Task statement: Please give the data again exactly, with no line dropped.

Data supplied:
──────
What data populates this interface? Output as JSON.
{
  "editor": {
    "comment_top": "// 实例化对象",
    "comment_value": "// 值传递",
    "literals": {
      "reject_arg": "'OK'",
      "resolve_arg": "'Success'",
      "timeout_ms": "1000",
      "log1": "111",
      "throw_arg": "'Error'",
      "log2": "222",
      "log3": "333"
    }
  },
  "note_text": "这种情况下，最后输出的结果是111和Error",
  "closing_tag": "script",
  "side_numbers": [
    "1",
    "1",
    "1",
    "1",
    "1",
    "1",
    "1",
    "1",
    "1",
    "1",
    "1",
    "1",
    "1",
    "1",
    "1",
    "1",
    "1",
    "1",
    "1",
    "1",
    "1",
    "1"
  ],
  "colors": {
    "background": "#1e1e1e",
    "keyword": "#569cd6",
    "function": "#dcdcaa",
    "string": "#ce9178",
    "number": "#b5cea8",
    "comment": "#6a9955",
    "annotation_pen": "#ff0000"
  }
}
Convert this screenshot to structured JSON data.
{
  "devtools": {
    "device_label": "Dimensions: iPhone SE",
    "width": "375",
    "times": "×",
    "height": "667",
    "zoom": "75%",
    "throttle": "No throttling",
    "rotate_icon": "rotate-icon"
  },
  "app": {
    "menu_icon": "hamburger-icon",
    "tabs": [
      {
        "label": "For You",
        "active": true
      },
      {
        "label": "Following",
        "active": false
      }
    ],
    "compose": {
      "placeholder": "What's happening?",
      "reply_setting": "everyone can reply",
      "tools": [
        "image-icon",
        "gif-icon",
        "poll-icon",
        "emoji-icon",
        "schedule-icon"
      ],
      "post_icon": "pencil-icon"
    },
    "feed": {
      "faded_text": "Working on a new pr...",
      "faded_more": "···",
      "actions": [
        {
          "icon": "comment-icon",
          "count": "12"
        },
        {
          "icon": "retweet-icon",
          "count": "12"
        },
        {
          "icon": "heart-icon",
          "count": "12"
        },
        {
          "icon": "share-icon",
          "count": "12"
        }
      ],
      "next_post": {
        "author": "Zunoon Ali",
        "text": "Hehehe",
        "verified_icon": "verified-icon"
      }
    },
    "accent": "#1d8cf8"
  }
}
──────
Result below:
What data populates this interface? Output as JSON.
{
  "editor": {
    "comment_top": "// 实例化对象",
    "comment_value": "// 值传递",
    "literals": {
      "reject_arg": "'OK'",
      "resolve_arg": "'Success'",
      "timeout_ms": "1000",
      "log1": "111",
      "throw_arg": "'Error'",
      "log2": "222",
      "log3": "333"
    }
  },
  "note_text": "这种情况下，最后输出的结果是111和Error",
  "closing_tag": "script",
  "side_numbers": [
    "1",
    "1",
    "1",
    "1",
    "1",
    "1",
    "1",
    "1",
    "1",
    "1",
    "1",
    "1",
    "1",
    "1",
    "1",
    "1",
    "1",
    "1",
    "1",
    "1",
    "1",
    "1"
  ],
  "colors": {
    "background": "#1e1e1e",
    "keyword": "#569cd6",
    "function": "#dcdcaa",
    "string": "#ce9178",
    "number": "#b5cea8",
    "comment": "#6a9955",
    "annotation_pen": "#ff0000"
  }
}
Convert this screenshot to structured JSON data.
{
  "devtools": {
    "device_label": "Dimensions: iPhone SE",
    "width": "375",
    "times": "×",
    "height": "667",
    "zoom": "75%",
    "throttle": "No throttling",
    "rotate_icon": "rotate-icon"
  },
  "app": {
    "menu_icon": "hamburger-icon",
    "tabs": [
      {
        "label": "For You",
        "active": true
      },
      {
        "label": "Following",
        "active": false
      }
    ],
    "compose": {
      "placeholder": "What's happening?",
      "reply_setting": "everyone can reply",
      "tools": [
        "image-icon",
        "gif-icon",
        "poll-icon",
        "emoji-icon",
        "schedule-icon"
      ],
      "post_icon": "pencil-icon"
    },
    "feed": {
      "faded_text": "Working on a new pr...",
      "faded_more": "···",
      "actions": [
        {
          "icon": "comment-icon",
          "count": "12"
        },
        {
          "icon": "retweet-icon",
          "count": "12"
        },
        {
          "icon": "heart-icon",
          "count": "12"
        },
        {
          "icon": "share-icon",
          "count": "12"
        }
      ],
      "next_post": {
        "author": "Zunoon Ali",
        "text": "Hehehe",
        "verified_icon": "verified-icon"
      }
    },
    "accent": "#1d8cf8"
  }
}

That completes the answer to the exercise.